Problem.
Your answer should hold all lines of the entries that include the word "JSON".

== Segment start ==

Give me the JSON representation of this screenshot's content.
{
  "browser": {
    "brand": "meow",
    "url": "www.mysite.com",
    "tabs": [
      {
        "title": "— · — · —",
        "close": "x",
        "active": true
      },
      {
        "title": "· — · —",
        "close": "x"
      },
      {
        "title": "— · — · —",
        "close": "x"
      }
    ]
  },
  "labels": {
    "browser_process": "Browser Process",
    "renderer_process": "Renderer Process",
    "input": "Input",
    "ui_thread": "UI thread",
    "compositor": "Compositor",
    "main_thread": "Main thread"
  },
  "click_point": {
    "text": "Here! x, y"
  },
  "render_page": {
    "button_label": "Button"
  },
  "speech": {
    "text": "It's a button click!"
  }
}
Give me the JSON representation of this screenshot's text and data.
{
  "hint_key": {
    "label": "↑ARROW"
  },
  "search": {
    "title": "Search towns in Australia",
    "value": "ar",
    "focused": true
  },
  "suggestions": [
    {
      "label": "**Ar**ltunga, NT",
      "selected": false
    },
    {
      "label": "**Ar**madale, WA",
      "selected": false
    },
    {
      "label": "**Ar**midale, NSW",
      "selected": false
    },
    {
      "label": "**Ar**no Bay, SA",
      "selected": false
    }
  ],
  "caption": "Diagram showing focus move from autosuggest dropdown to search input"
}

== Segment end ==
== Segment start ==

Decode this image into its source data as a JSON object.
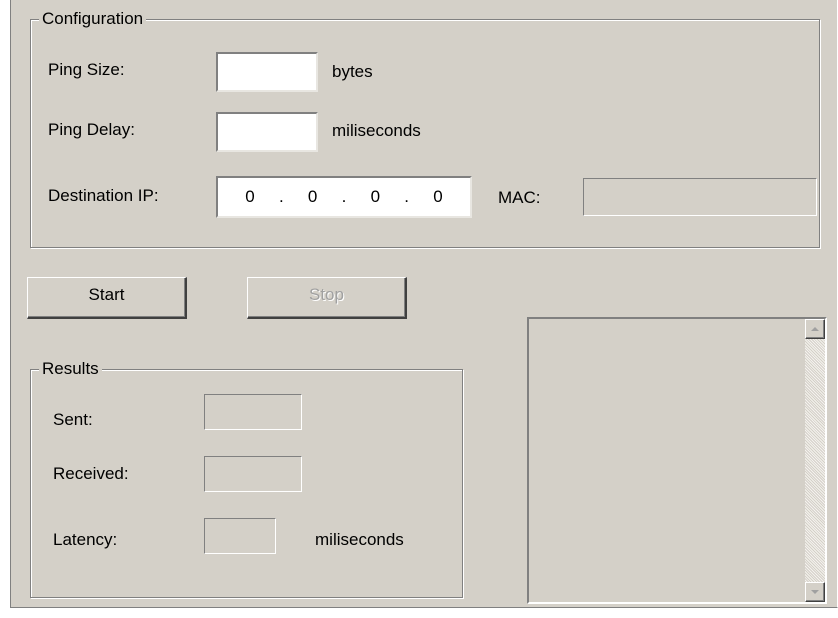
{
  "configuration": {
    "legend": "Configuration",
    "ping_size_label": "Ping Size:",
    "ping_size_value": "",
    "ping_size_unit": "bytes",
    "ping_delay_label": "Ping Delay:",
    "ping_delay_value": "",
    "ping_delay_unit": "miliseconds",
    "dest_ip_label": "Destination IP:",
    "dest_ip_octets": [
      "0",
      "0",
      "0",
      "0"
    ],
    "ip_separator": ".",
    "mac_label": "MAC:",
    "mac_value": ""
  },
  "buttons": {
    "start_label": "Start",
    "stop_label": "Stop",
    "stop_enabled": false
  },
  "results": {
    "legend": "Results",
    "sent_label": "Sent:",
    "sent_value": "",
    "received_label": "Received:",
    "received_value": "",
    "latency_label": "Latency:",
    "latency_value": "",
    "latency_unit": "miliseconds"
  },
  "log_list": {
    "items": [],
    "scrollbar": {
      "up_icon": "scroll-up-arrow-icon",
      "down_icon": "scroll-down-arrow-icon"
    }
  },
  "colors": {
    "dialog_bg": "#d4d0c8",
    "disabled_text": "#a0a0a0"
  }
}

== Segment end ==

Answer.
Give me the JSON representation of this screenshot's content.
Give me the JSON representation of this screenshot's text and data.
Decode this image into its source data as a JSON object.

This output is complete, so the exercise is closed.